▸ **Action item**
Every record must appear in your copy exactly as written, with no pictures.

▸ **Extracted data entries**
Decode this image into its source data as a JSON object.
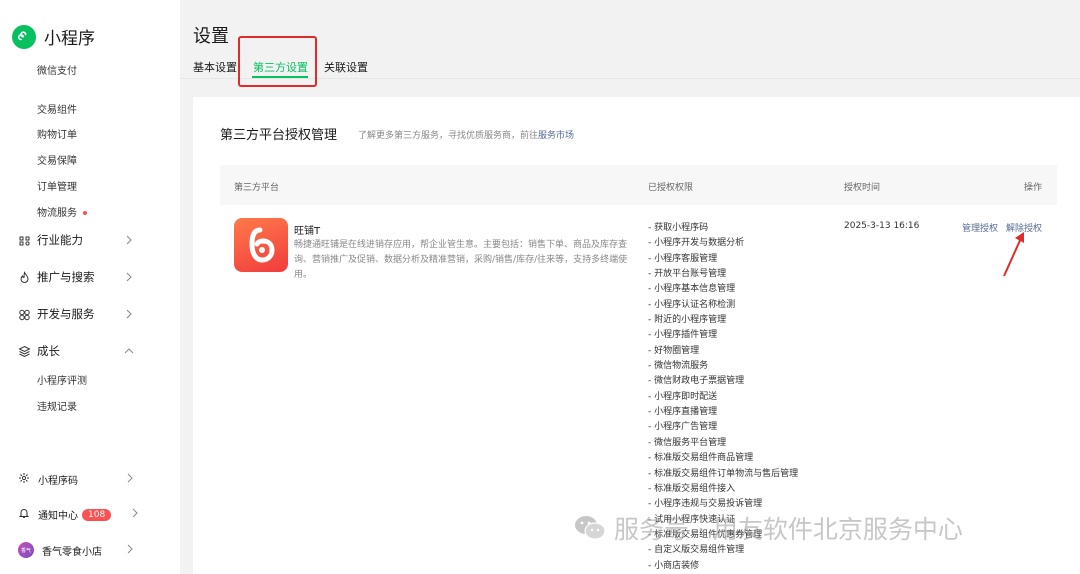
{
  "app": {
    "name": "小程序"
  },
  "sidebar": {
    "top_item": "微信支付",
    "sub_items": [
      {
        "label": "交易组件"
      },
      {
        "label": "购物订单"
      },
      {
        "label": "交易保障"
      },
      {
        "label": "订单管理"
      },
      {
        "label": "物流服务",
        "has_dot": true
      }
    ],
    "groups": [
      {
        "label": "行业能力",
        "icon": "industry-icon",
        "expanded": false
      },
      {
        "label": "推广与搜索",
        "icon": "promote-icon",
        "expanded": false
      },
      {
        "label": "开发与服务",
        "icon": "develop-icon",
        "expanded": false
      },
      {
        "label": "成长",
        "icon": "growth-icon",
        "expanded": true
      }
    ],
    "growth_items": [
      {
        "label": "小程序评测"
      },
      {
        "label": "违规记录"
      }
    ],
    "bottom": {
      "qrcode_label": "小程序码",
      "notify_label": "通知中心",
      "notify_count": "108",
      "account_label": "香气零食小店",
      "avatar_text": "香气"
    }
  },
  "page": {
    "title": "设置",
    "tabs": [
      {
        "label": "基本设置",
        "active": false
      },
      {
        "label": "第三方设置",
        "active": true
      },
      {
        "label": "关联设置",
        "active": false
      }
    ]
  },
  "section": {
    "title": "第三方平台授权管理",
    "note": "了解更多第三方服务，寻找优质服务商，前往",
    "note_link": "服务市场",
    "columns": [
      "第三方平台",
      "已授权权限",
      "授权时间",
      "操作"
    ]
  },
  "row": {
    "app_name": "旺铺T",
    "app_desc": "畅捷通旺铺是在线进销存应用，帮企业管生意。主要包括：销售下单、商品及库存查询、营销推广及促销、数据分析及精准营销，采购/销售/库存/往来等，支持多终端使用。",
    "permissions": [
      "- 获取小程序码",
      "- 小程序开发与数据分析",
      "- 小程序客服管理",
      "- 开放平台账号管理",
      "- 小程序基本信息管理",
      "- 小程序认证名称检测",
      "- 附近的小程序管理",
      "- 小程序插件管理",
      "- 好物圈管理",
      "- 微信物流服务",
      "- 微信财政电子票据管理",
      "- 小程序即时配送",
      "- 小程序直播管理",
      "- 小程序广告管理",
      "- 微信服务平台管理",
      "- 标准版交易组件商品管理",
      "- 标准版交易组件订单物流与售后管理",
      "- 标准版交易组件接入",
      "- 小程序违规与交易投诉管理",
      "- 试用小程序快速认证",
      "- 标准版交易组件优惠券管理",
      "- 自定义版交易组件管理",
      "- 小商店装修"
    ],
    "auth_time": "2025-3-13 16:16",
    "manage_label": "管理授权",
    "revoke_label": "解除授权"
  },
  "watermark": {
    "text": "服务号 · 用友软件北京服务中心"
  },
  "colors": {
    "accent": "#07c160",
    "link": "#576b95",
    "highlight": "#e02b2b",
    "badge": "#fa5151"
  }
}
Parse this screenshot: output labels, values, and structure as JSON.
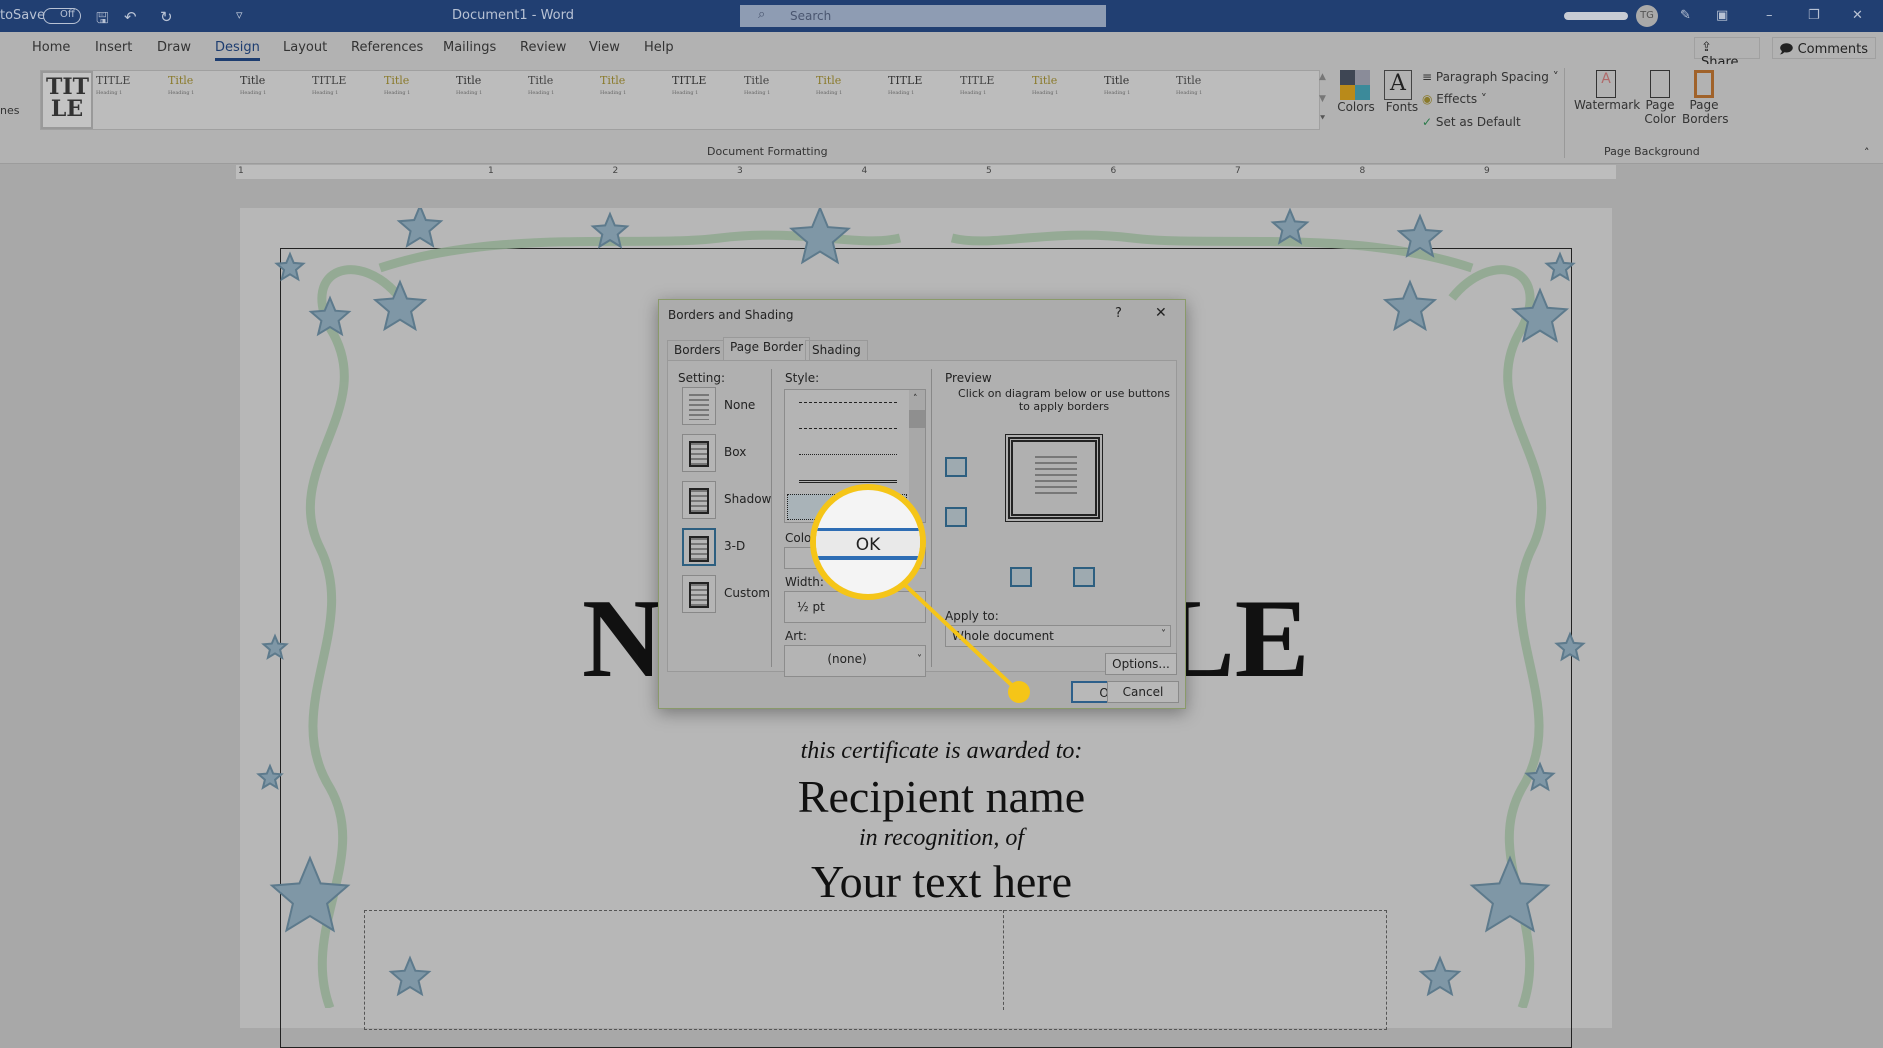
{
  "titlebar": {
    "autosave_label": "toSave",
    "autosave_state": "Off",
    "document_title": "Document1 - Word",
    "search_placeholder": "Search",
    "user_initials": "TG"
  },
  "tabs": [
    "Home",
    "Insert",
    "Draw",
    "Design",
    "Layout",
    "References",
    "Mailings",
    "Review",
    "View",
    "Help"
  ],
  "active_tab": "Design",
  "share_label": "Share",
  "comments_label": "Comments",
  "ribbon": {
    "gallery_first": "TIT LE",
    "gallery_titles": [
      "TITLE",
      "Title",
      "Title",
      "TITLE",
      "Title",
      "Title",
      "Title",
      "Title",
      "TITLE",
      "Title",
      "Title",
      "TITLE",
      "TITLE",
      "Title",
      "Title",
      "Title"
    ],
    "gallery_heading": "Heading 1",
    "group_document_formatting": "Document Formatting",
    "colors": "Colors",
    "fonts": "Fonts",
    "paragraph_spacing": "Paragraph Spacing",
    "effects": "Effects",
    "set_as_default": "Set as Default",
    "watermark": "Watermark",
    "page_color": "Page Color",
    "page_borders": "Page Borders",
    "group_page_background": "Page Background",
    "themes_partial": "nes"
  },
  "ruler_numbers": [
    "1",
    "1",
    "2",
    "3",
    "4",
    "5",
    "6",
    "7",
    "8",
    "9"
  ],
  "document": {
    "title_left": "N",
    "title_right": "LE",
    "awarded": "this certificate is awarded to:",
    "recipient": "Recipient name",
    "recognition": "in recognition, of",
    "your_text": "Your text here"
  },
  "dialog": {
    "title": "Borders and Shading",
    "help": "?",
    "close": "✕",
    "tabs": [
      "Borders",
      "Page Border",
      "Shading"
    ],
    "active_tab": "Page Border",
    "setting_label": "Setting:",
    "settings": [
      "None",
      "Box",
      "Shadow",
      "3-D",
      "Custom"
    ],
    "selected_setting": "3-D",
    "style_label": "Style:",
    "color_label": "Color:",
    "width_label": "Width:",
    "width_value": "½ pt",
    "art_label": "Art:",
    "art_value": "(none)",
    "preview_label": "Preview",
    "preview_hint": "Click on diagram below or use buttons to apply borders",
    "apply_to_label": "Apply to:",
    "apply_to_value": "Whole document",
    "options": "Options...",
    "ok": "OK",
    "cancel": "Cancel"
  },
  "callout": {
    "magnified_label": "OK",
    "color": "#f5c518"
  }
}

▸ **Exercise response**
Decode this image into its source data as a JSON object.
{
  "app": {
    "name": "小程序"
  },
  "sidebar": {
    "top_item": "微信支付",
    "sub_items": [
      {
        "label": "交易组件"
      },
      {
        "label": "购物订单"
      },
      {
        "label": "交易保障"
      },
      {
        "label": "订单管理"
      },
      {
        "label": "物流服务",
        "has_dot": true
      }
    ],
    "groups": [
      {
        "label": "行业能力",
        "icon": "industry-icon",
        "expanded": false
      },
      {
        "label": "推广与搜索",
        "icon": "promote-icon",
        "expanded": false
      },
      {
        "label": "开发与服务",
        "icon": "develop-icon",
        "expanded": false
      },
      {
        "label": "成长",
        "icon": "growth-icon",
        "expanded": true
      }
    ],
    "growth_items": [
      {
        "label": "小程序评测"
      },
      {
        "label": "违规记录"
      }
    ],
    "bottom": {
      "qrcode_label": "小程序码",
      "notify_label": "通知中心",
      "notify_count": "108",
      "account_label": "香气零食小店",
      "avatar_text": "香气"
    }
  },
  "page": {
    "title": "设置",
    "tabs": [
      {
        "label": "基本设置",
        "active": false
      },
      {
        "label": "第三方设置",
        "active": true
      },
      {
        "label": "关联设置",
        "active": false
      }
    ]
  },
  "section": {
    "title": "第三方平台授权管理",
    "note": "了解更多第三方服务，寻找优质服务商，前往",
    "note_link": "服务市场",
    "columns": [
      "第三方平台",
      "已授权权限",
      "授权时间",
      "操作"
    ]
  },
  "row": {
    "app_name": "旺铺T",
    "app_desc": "畅捷通旺铺是在线进销存应用，帮企业管生意。主要包括：销售下单、商品及库存查询、营销推广及促销、数据分析及精准营销，采购/销售/库存/往来等，支持多终端使用。",
    "permissions": [
      "- 获取小程序码",
      "- 小程序开发与数据分析",
      "- 小程序客服管理",
      "- 开放平台账号管理",
      "- 小程序基本信息管理",
      "- 小程序认证名称检测",
      "- 附近的小程序管理",
      "- 小程序插件管理",
      "- 好物圈管理",
      "- 微信物流服务",
      "- 微信财政电子票据管理",
      "- 小程序即时配送",
      "- 小程序直播管理",
      "- 小程序广告管理",
      "- 微信服务平台管理",
      "- 标准版交易组件商品管理",
      "- 标准版交易组件订单物流与售后管理",
      "- 标准版交易组件接入",
      "- 小程序违规与交易投诉管理",
      "- 试用小程序快速认证",
      "- 标准版交易组件优惠券管理",
      "- 自定义版交易组件管理",
      "- 小商店装修"
    ],
    "auth_time": "2025-3-13 16:16",
    "manage_label": "管理授权",
    "revoke_label": "解除授权"
  },
  "watermark": {
    "text": "服务号 · 用友软件北京服务中心"
  },
  "colors": {
    "accent": "#07c160",
    "link": "#576b95",
    "highlight": "#e02b2b",
    "badge": "#fa5151"
  }
}
Parse this screenshot: output labels, values, and structure as JSON.
{
  "titlebar": {
    "autosave_label": "toSave",
    "autosave_state": "Off",
    "document_title": "Document1 - Word",
    "search_placeholder": "Search",
    "user_initials": "TG"
  },
  "tabs": [
    "Home",
    "Insert",
    "Draw",
    "Design",
    "Layout",
    "References",
    "Mailings",
    "Review",
    "View",
    "Help"
  ],
  "active_tab": "Design",
  "share_label": "Share",
  "comments_label": "Comments",
  "ribbon": {
    "gallery_first": "TIT LE",
    "gallery_titles": [
      "TITLE",
      "Title",
      "Title",
      "TITLE",
      "Title",
      "Title",
      "Title",
      "Title",
      "TITLE",
      "Title",
      "Title",
      "TITLE",
      "TITLE",
      "Title",
      "Title",
      "Title"
    ],
    "gallery_heading": "Heading 1",
    "group_document_formatting": "Document Formatting",
    "colors": "Colors",
    "fonts": "Fonts",
    "paragraph_spacing": "Paragraph Spacing",
    "effects": "Effects",
    "set_as_default": "Set as Default",
    "watermark": "Watermark",
    "page_color": "Page Color",
    "page_borders": "Page Borders",
    "group_page_background": "Page Background",
    "themes_partial": "nes"
  },
  "ruler_numbers": [
    "1",
    "1",
    "2",
    "3",
    "4",
    "5",
    "6",
    "7",
    "8",
    "9"
  ],
  "document": {
    "title_left": "N",
    "title_right": "LE",
    "awarded": "this certificate is awarded to:",
    "recipient": "Recipient name",
    "recognition": "in recognition, of",
    "your_text": "Your text here"
  },
  "dialog": {
    "title": "Borders and Shading",
    "help": "?",
    "close": "✕",
    "tabs": [
      "Borders",
      "Page Border",
      "Shading"
    ],
    "active_tab": "Page Border",
    "setting_label": "Setting:",
    "settings": [
      "None",
      "Box",
      "Shadow",
      "3-D",
      "Custom"
    ],
    "selected_setting": "3-D",
    "style_label": "Style:",
    "color_label": "Color:",
    "width_label": "Width:",
    "width_value": "½ pt",
    "art_label": "Art:",
    "art_value": "(none)",
    "preview_label": "Preview",
    "preview_hint": "Click on diagram below or use buttons to apply borders",
    "apply_to_label": "Apply to:",
    "apply_to_value": "Whole document",
    "options": "Options...",
    "ok": "OK",
    "cancel": "Cancel"
  },
  "callout": {
    "magnified_label": "OK",
    "color": "#f5c518"
  }
}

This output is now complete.